=== Begin Enclosure ===
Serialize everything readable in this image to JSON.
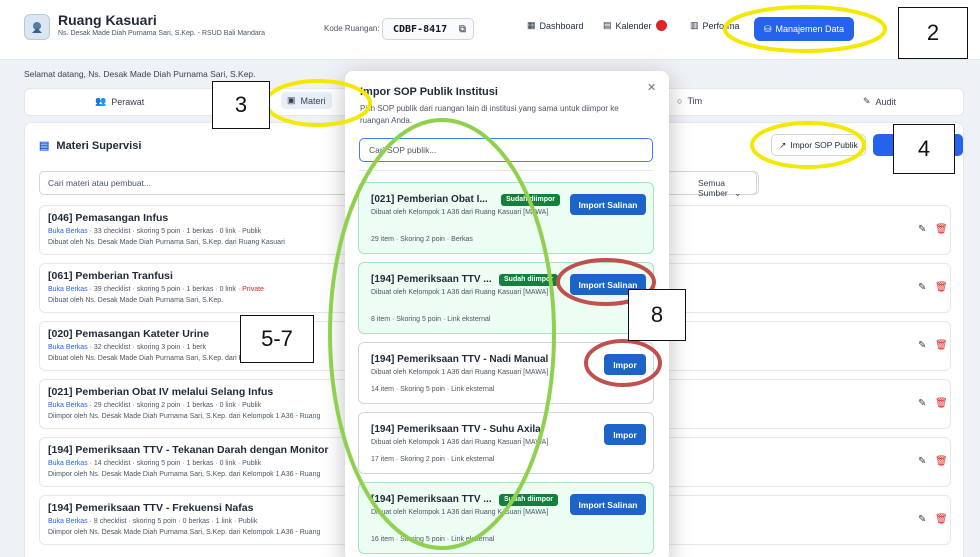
{
  "header": {
    "app_title": "Ruang Kasuari",
    "app_subtitle": "Ns. Desak Made Diah Purnama Sari, S.Kep. - RSUD Bali Mandara",
    "kode_label": "Kode Ruangan:",
    "kode_value": "CDBF-8417",
    "nav": {
      "dashboard": "Dashboard",
      "kalender": "Kalender",
      "performa": "Performa",
      "manajemen": "Manajemen Data"
    }
  },
  "welcome": "Selamat datang, Ns. Desak Made Diah Purnama Sari, S.Kep.",
  "tabs": [
    "Perawat",
    "Materi",
    "Tim",
    "Audit"
  ],
  "panel": {
    "title": "Materi Supervisi",
    "import_button": "Impor SOP Publik",
    "search_placeholder": "Cari materi atau pembuat...",
    "filter_value": "Semua Sumber",
    "rows": [
      {
        "title": "[046] Pemasangan Infus",
        "link": "Buka Berkas",
        "meta": " · 33 checklist · skoring 5 poin · 1 berkas · 0 link · ",
        "visibility": "Publik",
        "by": "Dibuat oleh Ns. Desak Made Diah Purnama Sari, S.Kep. dari Ruang Kasuari"
      },
      {
        "title": "[061] Pemberian Tranfusi",
        "link": "Buka Berkas",
        "meta": " · 39 checklist · skoring 5 poin · 1 berkas · 0 link · ",
        "visibility": "Private",
        "by": "Dibuat oleh Ns. Desak Made Diah Purnama Sari, S.Kep."
      },
      {
        "title": "[020] Pemasangan Kateter Urine",
        "link": "Buka Berkas",
        "meta": " · 32 checklist · skoring 3 poin · 1 berk",
        "visibility": "",
        "by": "Dibuat oleh Ns. Desak Made Diah Purnama Sari, S.Kep. dari Ruang Kasuari"
      },
      {
        "title": "[021] Pemberian Obat IV melalui Selang Infus",
        "link": "Buka Berkas",
        "meta": " · 29 checklist · skoring 2 poin · 1 berkas · 0 link · ",
        "visibility": "Publik",
        "by": "Diimpor oleh Ns. Desak Made Diah Purnama Sari, S.Kep. dari Kelompok 1 A36 - Ruang"
      },
      {
        "title": "[194] Pemeriksaan TTV - Tekanan Darah dengan Monitor",
        "link": "Buka Berkas",
        "meta": " · 14 checklist · skoring 5 poin · 1 berkas · 0 link · ",
        "visibility": "Publik",
        "by": "Diimpor oleh Ns. Desak Made Diah Purnama Sari, S.Kep. dari Kelompok 1 A36 - Ruang"
      },
      {
        "title": "[194] Pemeriksaan TTV - Frekuensi Nafas",
        "link": "Buka Berkas",
        "meta": " · 8 checklist · skoring 5 poin · 0 berkas · 1 link · ",
        "visibility": "Publik",
        "by": "Diimpor oleh Ns. Desak Made Diah Purnama Sari, S.Kep. dari Kelompok 1 A36 - Ruang"
      }
    ]
  },
  "modal": {
    "title": "Impor SOP Publik Institusi",
    "description": "Pilih SOP publik dari ruangan lain di institusi yang sama untuk diimpor ke ruangan Anda.",
    "search_placeholder": "Cari SOP publik...",
    "cards": [
      {
        "title": "[021] Pemberian Obat I...",
        "badge": "Sudah diimpor",
        "from": "Dibuat oleh Kelompok 1 A36 dari Ruang Kasuari [MAWA]",
        "stats": "29 item · Skoring 2 poin · Berkas",
        "button": "Import Salinan"
      },
      {
        "title": "[194] Pemeriksaan TTV ...",
        "badge": "Sudah diimpor",
        "from": "Dibuat oleh Kelompok 1 A36 dari Ruang Kasuari [MAWA]",
        "stats": "8 item · Skoring 5 poin · Link eksternal",
        "button": "Import Salinan"
      },
      {
        "title": "[194] Pemeriksaan TTV - Nadi Manual",
        "badge": "",
        "from": "Dibuat oleh Kelompok 1 A36 dari Ruang Kasuari [MAWA]",
        "stats": "14 item · Skoring 5 poin · Link eksternal",
        "button": "Impor"
      },
      {
        "title": "[194] Pemeriksaan TTV - Suhu Axila",
        "badge": "",
        "from": "Dibuat oleh Kelompok 1 A36 dari Ruang Kasuari [MAWA]",
        "stats": "17 item · Skoring 2 poin · Link eksternal",
        "button": "Impor"
      },
      {
        "title": "[194] Pemeriksaan TTV ...",
        "badge": "Sudah diimpor",
        "from": "Dibuat oleh Kelompok 1 A36 dari Ruang Kasuari [MAWA]",
        "stats": "16 item · Skoring 5 poin · Link eksternal",
        "button": "Import Salinan"
      }
    ]
  },
  "annotations": {
    "label_2": "2",
    "label_3": "3",
    "label_4": "4",
    "label_5_7": "5-7",
    "label_8": "8"
  },
  "colors": {
    "primary": "#2563eb",
    "imported_badge": "#15803d",
    "highlight_yellow": "#f5e800",
    "highlight_green": "#8fd14f",
    "highlight_red": "#c0504d"
  }
}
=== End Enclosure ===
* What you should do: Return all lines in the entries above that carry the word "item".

* Problem solution:
        "stats": "29 item · Skoring 2 poin · Berkas",
        "stats": "8 item · Skoring 5 poin · Link eksternal",
        "stats": "14 item · Skoring 5 poin · Link eksternal",
        "stats": "17 item · Skoring 2 poin · Link eksternal",
        "stats": "16 item · Skoring 5 poin · Link eksternal",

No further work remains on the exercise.